Thursday I drove to Chicago and boarded a direct flight to Seattle, which I was upgraded to first class! I just recently made United MileagePlus Gold status, which is pretty exciting. Pretty uneventful Thursday evening, I found a hotel near Seattle and went to sleep. Friday morning I stopped at the Tacoma REI, which is the smallest REI I have ever been in, and bought a few last minute food supplies and a map. The drive to the park was as clear as I have ever seen it.
|Mt. Rainier on the Drive from Seattle
The rangers were nice and got me set up with my permit. Turns out only 20-25 people solo Mt. Rainier a year and there happened to be four solo permits granted that weekend. I went for a short run Friday night and then stayed at the little motel and cabins at the entrance to the park. My friends had reserved a room there back in May 2015 when we first attempted it, and while it isn't the cheapest place, it's nice and so conveniently located. I had enough of sleeping on the ground in April and May so I opted for the bed. Plus, cabin number 1 has a fireplace, which is awesome. Listening to a crackling fire is one of my favorite ways to fall asleep.
|Token Park Gate Selfie at Dusk
At 4 miles and 2:18 after I started I passed through Camp Muir at 10,000 feet. I didn't even stop. I decided in advance that I would put on crampons when I felt I needed them. Well, the trail to Ingram Flats looked downright flat and easy so I didn't bother with crampons. At the rock ridge before Ingram Flats though I stopped and put my crampons on. At this point two guys carrying skis caught up with me, the first climbers I had seen all day, and it was around 6:30 AM. I caught them just past the camp there at 11,200 feet and then headed up Disappointment Cleaver. It was a bright sunny day and perfect weather. It seemed like a Colorado 14er in May.

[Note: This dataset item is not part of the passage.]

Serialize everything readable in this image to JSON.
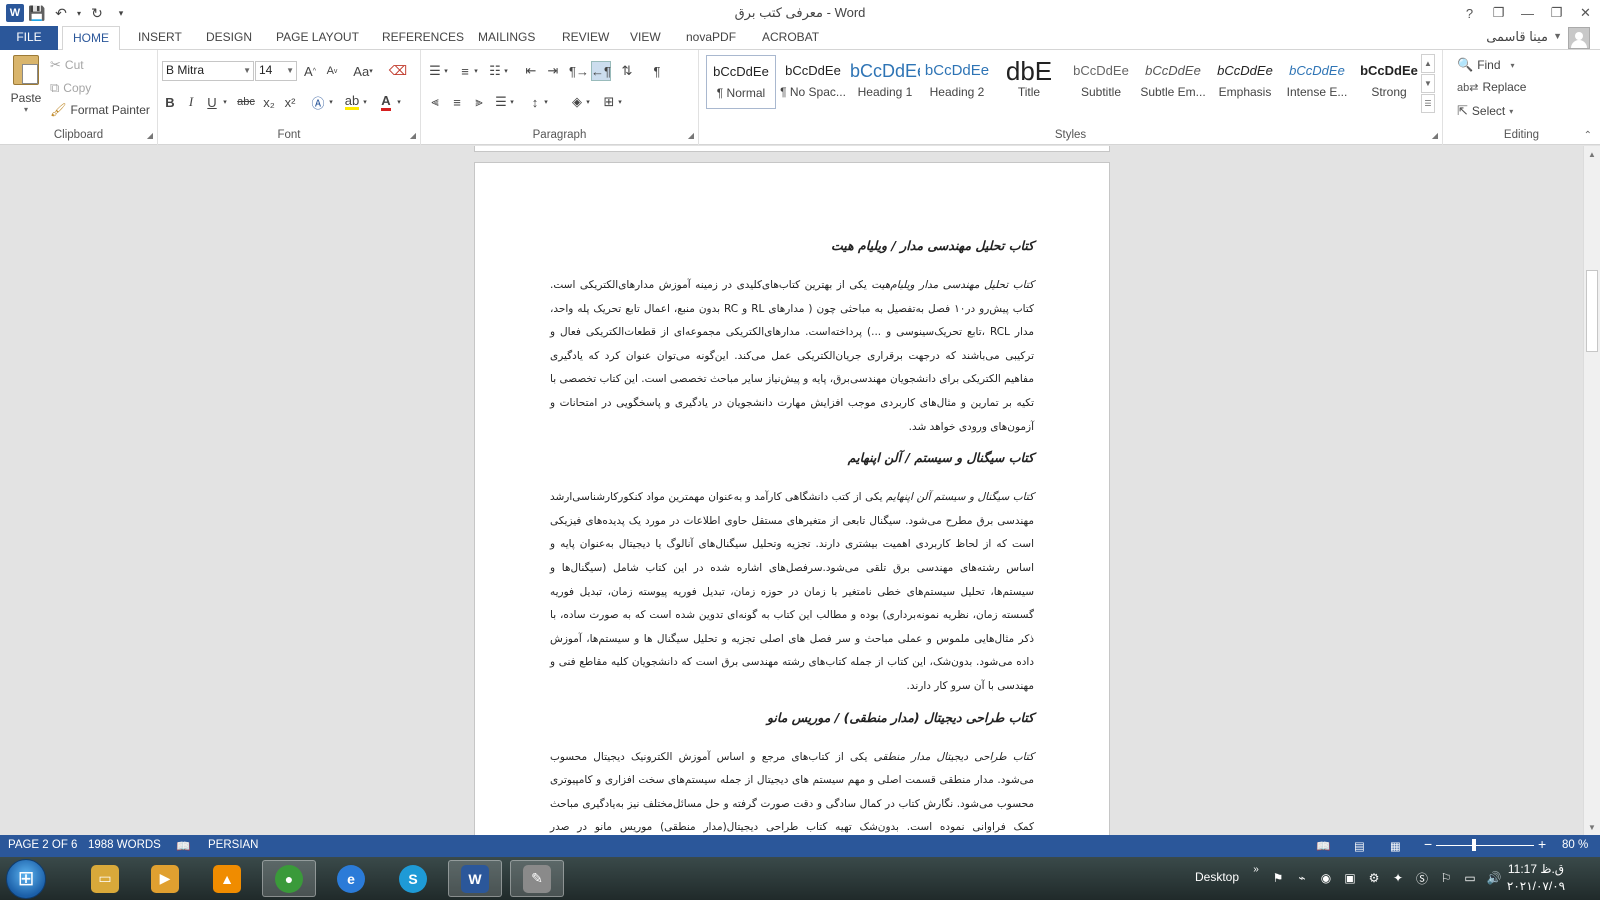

At the top of the cleaver I started to pass people coming down. Quite a few people, maybe six were unroped, which I thought was crazy for that route if you had a partner. I mean, yes I was unroped, but the consequences of a fall up there would not be good for a soloist. Anyway, I marched up the rest of the mountain, stepping over a couple small crevasses and feeling very strong as everyone else I passed seemed to be having a harder go of it.
|GPS Elevation Profile of my Climb and Descent on Strava
- Liberty Ridge
- A true speed ascent trying for the speed record of 3:51 (although I probably need to get better at skiing)
- Willis Wall
- Introducing new people to mountaineering by leading a trip
- A winter ascent